We stayed in Creston, BC the first night, in a hotel with a Thai restaurant that has seen it’s fair share of celebrities. J and I love Thai food but his parents had only been recently introduced. The spice catches a lot of people by surprise, and I have to say there was a lot of sweating and red faces at the table that night. There may have been some tears involved but I’m not pointing any fingers. Seriously amazing food though. Go there. If it’s good enough for Steven Seagal, it’s good enough for you.
The next morning we took off for Revelstoke via the Balfour Ferry, up Highway 31, then across to Highway 6 via Highway 31A. The drive was amazing. 31A was a curvy, isolated highway, perfect for motorcycles. That little section was scary, and exciting, and I loved every second of it.
For most of the trip, we could see smoke from the forest fires burning near Creston and Washington State, but it steadily got worse as we traveled North. Heading into Revelstoke, the mountains were nonexistent, covered by a thick grey smog. Same for Golden and Banff. In two areas known for their towering peaks, it was sad to not be able to see them at all.
The second night of the trip we stayed in Revelstoke and, after an amazing breakfast at La Baguette (have the Eggs Benedict Florentine….absolutely incredible), we headed towards Calgary. We made a quick stop at Takakkaw Falls just outside of Field, BC in Yoho National Park, and I was again reminded why this is one of my favourite waterfalls.
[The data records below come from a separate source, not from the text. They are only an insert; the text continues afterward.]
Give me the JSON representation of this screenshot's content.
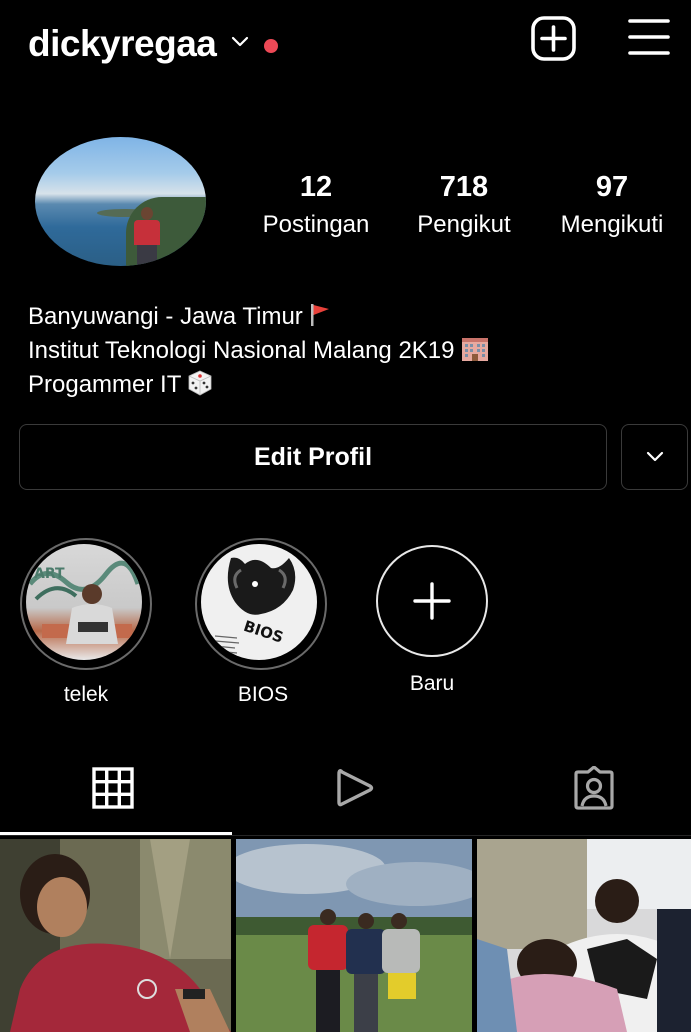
{
  "header": {
    "username": "dickyregaa",
    "chevron_icon": "chevron-down-icon",
    "notification_color": "#ed4956",
    "new_post_icon": "plus-square-icon",
    "menu_icon": "hamburger-menu-icon"
  },
  "profile": {
    "avatar_icon": "profile-avatar",
    "stats": [
      {
        "value": "12",
        "label": "Postingan"
      },
      {
        "value": "718",
        "label": "Pengikut"
      },
      {
        "value": "97",
        "label": "Mengikuti"
      }
    ],
    "bio": [
      {
        "text": "Banyuwangi - Jawa Timur",
        "emoji": "red-flag-icon"
      },
      {
        "text": "Institut Teknologi Nasional Malang 2K19",
        "emoji": "office-building-icon"
      },
      {
        "text": "Progammer IT",
        "emoji": "dice-icon"
      }
    ]
  },
  "actions": {
    "edit_profile": "Edit Profil",
    "more_icon": "chevron-down-icon"
  },
  "highlights": [
    {
      "label": "telek"
    },
    {
      "label": "BIOS",
      "image_text": "BIOS"
    },
    {
      "label": "Baru",
      "icon": "plus-icon"
    }
  ],
  "tabs": [
    {
      "icon": "grid-icon",
      "active": true
    },
    {
      "icon": "reels-play-icon",
      "active": false
    },
    {
      "icon": "tagged-person-icon",
      "active": false
    }
  ],
  "posts": [
    {
      "icon": "photo-thumbnail"
    },
    {
      "icon": "photo-thumbnail"
    },
    {
      "icon": "photo-thumbnail"
    }
  ],
  "colors": {
    "background": "#000000",
    "text": "#ffffff",
    "border": "#3a3a3a",
    "accent_red": "#ed4956"
  }
}
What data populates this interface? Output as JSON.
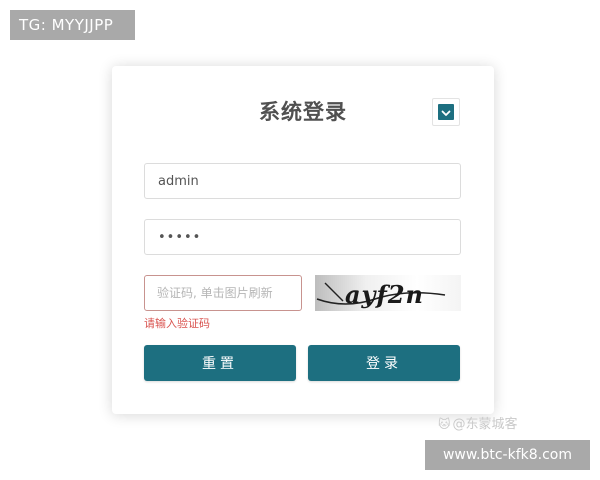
{
  "watermark": {
    "tg_label": "TG: MYYJJPP",
    "author": "@东蒙城客",
    "author_icon": "cat-icon",
    "url": "www.btc-kfk8.com"
  },
  "login": {
    "title": "系统登录",
    "lang_icon": "chevron-down-icon",
    "username_value": "admin",
    "password_value": "•••••",
    "captcha_placeholder": "验证码, 单击图片刷新",
    "captcha_text": "ayf2n",
    "captcha_error": "请输入验证码",
    "reset_label": "重置",
    "login_label": "登录"
  },
  "colors": {
    "primary": "#1d6f80",
    "error": "#d9534f",
    "watermark_bg": "#a9a9a9"
  }
}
The name means “it is magnificent” in Cree, and at nearly 1000 feet high, it is truly that.
We hoped to arrive back in Calgary around 930pm so as not to ride too much in the dark, but unfortunately we were traveling Blonde and Blistered style, and things never go as planned.
Earlier that evening, a semi truck crossed the median on the highway, unfortunately resulting in a fatal collision. The highway was shut down for hours. We were blissfully unaware of this until we got caught in the parking lot that was the TransCanada Highway.
We decided to try to double back and take the secondary highway, but we weren’t the only ones with this idea and we were stuck again. Both bikes overheated and we were sitting ducks on the side of the road. Not much you can do though so we had to wait it out.
By this time it was pitch black, and we had been sitting in traffic for nearly 2 hours. We finally got going after some creative driving and headed home. A drive that should have taken less than an hour and a half ended up taking over 3 hours. Not so bad in a car, but it was torture on the bike.
All in all, it was an amazing trip and I’m so happy I got to join them. Maybe we’ll do it again when I get my own bike….